Excerpts from an interface dataset
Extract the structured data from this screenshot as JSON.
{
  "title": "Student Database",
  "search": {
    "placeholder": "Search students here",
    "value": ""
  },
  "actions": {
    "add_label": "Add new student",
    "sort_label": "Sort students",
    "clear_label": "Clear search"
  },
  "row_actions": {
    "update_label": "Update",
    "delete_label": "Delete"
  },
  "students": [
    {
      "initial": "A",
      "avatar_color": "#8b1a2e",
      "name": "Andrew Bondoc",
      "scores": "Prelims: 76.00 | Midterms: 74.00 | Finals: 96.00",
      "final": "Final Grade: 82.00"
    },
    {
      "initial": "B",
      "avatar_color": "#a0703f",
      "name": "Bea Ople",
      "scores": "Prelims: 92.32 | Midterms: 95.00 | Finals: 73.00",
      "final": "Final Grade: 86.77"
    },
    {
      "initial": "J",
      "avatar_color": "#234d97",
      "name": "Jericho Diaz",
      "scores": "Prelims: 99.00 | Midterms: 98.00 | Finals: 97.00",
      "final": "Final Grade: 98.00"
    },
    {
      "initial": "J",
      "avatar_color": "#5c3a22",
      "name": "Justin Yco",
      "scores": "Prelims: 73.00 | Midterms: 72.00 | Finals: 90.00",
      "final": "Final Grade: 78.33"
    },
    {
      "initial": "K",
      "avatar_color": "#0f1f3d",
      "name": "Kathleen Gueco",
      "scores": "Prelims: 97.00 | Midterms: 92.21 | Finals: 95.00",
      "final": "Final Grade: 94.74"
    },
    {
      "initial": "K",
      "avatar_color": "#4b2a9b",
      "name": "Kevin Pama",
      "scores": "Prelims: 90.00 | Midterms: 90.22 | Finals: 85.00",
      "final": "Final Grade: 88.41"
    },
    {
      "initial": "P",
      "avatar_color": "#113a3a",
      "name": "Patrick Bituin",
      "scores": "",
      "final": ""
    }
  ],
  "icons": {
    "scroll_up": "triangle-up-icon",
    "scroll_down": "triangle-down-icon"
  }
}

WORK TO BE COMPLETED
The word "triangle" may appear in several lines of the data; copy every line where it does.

EXERCISE ANSWER
    "scroll_up": "triangle-up-icon",
    "scroll_down": "triangle-down-icon"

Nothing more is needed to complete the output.